Well, it has been just over a year ago that I retired from my job as Ohio NRCS state grassland conservationist, but I am still staying involved with grazing and forage activities. Of the different things, I had the pleasure to be involved with, I believe the development and delivery of the Ohio Grazing School […]
As we wind down the 2012 year, it is time to assess what worked for us and what we can improve on for next year. The drought really put many of us in a bind this year, but what can we do to minimize problems for next year if we continue to have weather extremes? […]
It looks like the drought of 2012 is in the record books. Rainfall is back and we actually have seen pastures and hayfields recover and produce some fall growth, while annual crops like oats, cereal rye, field peas and brassicas planted in a timely manner have also grown well.
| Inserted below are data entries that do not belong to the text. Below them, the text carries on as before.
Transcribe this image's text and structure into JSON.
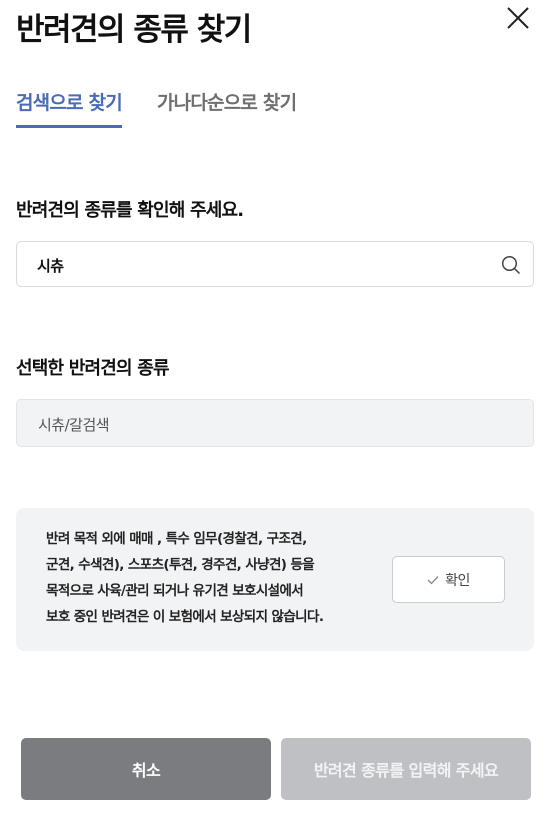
{
  "header": {
    "title": "반려견의 종류 찾기",
    "close_icon": "close-icon"
  },
  "tabs": [
    {
      "label": "검색으로 찾기",
      "active": true
    },
    {
      "label": "가나다순으로 찾기",
      "active": false
    }
  ],
  "search_section": {
    "label": "반려견의 종류를 확인해 주세요.",
    "input_value": "시츄",
    "icon": "search-icon"
  },
  "selected_section": {
    "label": "선택한 반려견의 종류",
    "value": "시츄/갈검색"
  },
  "notice": {
    "lines": [
      "반려 목적 외에 매매 , 특수 임무(경찰견, 구조견,",
      "군견, 수색견), 스포츠(투견, 경주견, 사냥견) 등을",
      "목적으로 사육/관리 되거나 유기견 보호시설에서",
      "보호 중인 반려견은 이 보험에서 보상되지 않습니다."
    ],
    "confirm_label": "확인",
    "confirm_icon": "check-icon"
  },
  "footer": {
    "cancel_label": "취소",
    "submit_label": "반려견 종류를 입력해 주세요"
  },
  "colors": {
    "accent": "#4a6bb5",
    "cancel_bg": "#7b7c80",
    "submit_disabled_bg": "#bfc0c3",
    "panel_bg": "#f2f3f5"
  }
}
So, life is good and no […]
It seems there are never enough days in the fall of the year to accomplish all the things I want/need to do. Daylight hours shorten quickly and before I know it, it’s dark before 6 p.m. Weekend hours also seem to vanish because I’m trying to finish projects around the house that I put off, […]
Recently, a local hay producer asked what hay was worth. Of course, each forage producer will have a different cost of production. After he told me his price, I asked the weight of his bales. He was not exactly sure, but guessed 1000 pounds. He went on to say most hay is bought and sold […]
I have been measuring my weekly pasture growth for the past seven years. My initial goal was to grow as much forage as economically as possible. Dry matter target I targeted 5.5 tons of dry matter per acre, per year. I utilized the county soil survey report and the Ohio Agronomy Guide as my guide […]
I went to southern Illinois last week to do some programs and I was taken aback by the severity of the drought in that region. Corn and pasture fields were not only dead, they were very dead. Many areas of corn fields were not that golden brown like you may see when harvest takes place, […]
Every Monday for the past couple of months on the OSU Extension crop team conference call I have heard Jim Noel from the National Weather Service say that across Ohio we are in a pattern of above average temperatures and below average rainfall. These are not encouraging words for a grazier to hear. This isn’t […]
It seems the time right after making first cutting hay is always a time for me to address some of those unwanted weed issues — not in the hay fields, but in the fence rows, around buildings and in pastures.
When it comes to fertility, among the most important factors influencing plant growth and stand life is soil pH. Maintaining proper soil pH levels is critical to legume growth in pastures, soil microbial activity and micronutrient availability. Measuring pH Soil pH identifies the active acidity, or alkalinity, of a soil solution. The pH measurement is […]
Improving your pasture management skills will grow more forage that will have higher quality that will better feed your livestock and make you more money. A better pasture should just keep getting better year after year including: improving the environment; improving the soil, water, air, plants, and animals as well as reducing your energy requirements. […]
Winter I try to start grazing as early as possible in March. When the snow melts, I will try to feed stockpiled fescue which also provides a clean field for the cows to have calves. This year, when we moved cows to start grazing March 3, grass had already started to grow and some fescue […]
Some graziers have already begun the grazing season thanks to the above average winter temperatures we experienced. Other graziers are right there at the starting line, anticipating the spring growth of pastures. The start of the grazing season provides an opportunity to take some time to set some grazing management goals for the year. In […]
More than 95 percent of weeds can be controlled through good management practices.
Frost seeding of legumes in February and early March can be used to improve pasture, hay quality and yield. The freezing and thawing of late winter and early spring can provide for good legume seed/soil contact and germination.
This is the time of year to evaluate your hay and pasture fields to determine if they need to be reseeded. First and foremost, you need to make sure the pH and fertility is adequate for the forages you want to plant. If it is not, the new seeding could germinate then die or never produce to its potential.
For the grazier, winter means dealing with cold temperatures, wind chill, freezing rain and mud. These weather conditions can negatively impact livestock performance and increase the energy requirement of the animal.
Change, no matter how uncomfortable, sometimes causes us to look at our operation and discover that there are more ways to do things than we believed possible.
Livestock graziers, now is a good time to finish what is left in your hay fields and then utilize forage in stockpiled areas.
For many years, OSU Extension has been conducting one- to five-day grazing schools throughout Ohio. In many cases OSU Extension, USDA/NRCS and local SWCD offices cooperate in these programs. Recently, evaluation data was collected from participants who have attended a Pasture for Profit grazing school. We sent a mail survey to participants who had attended […]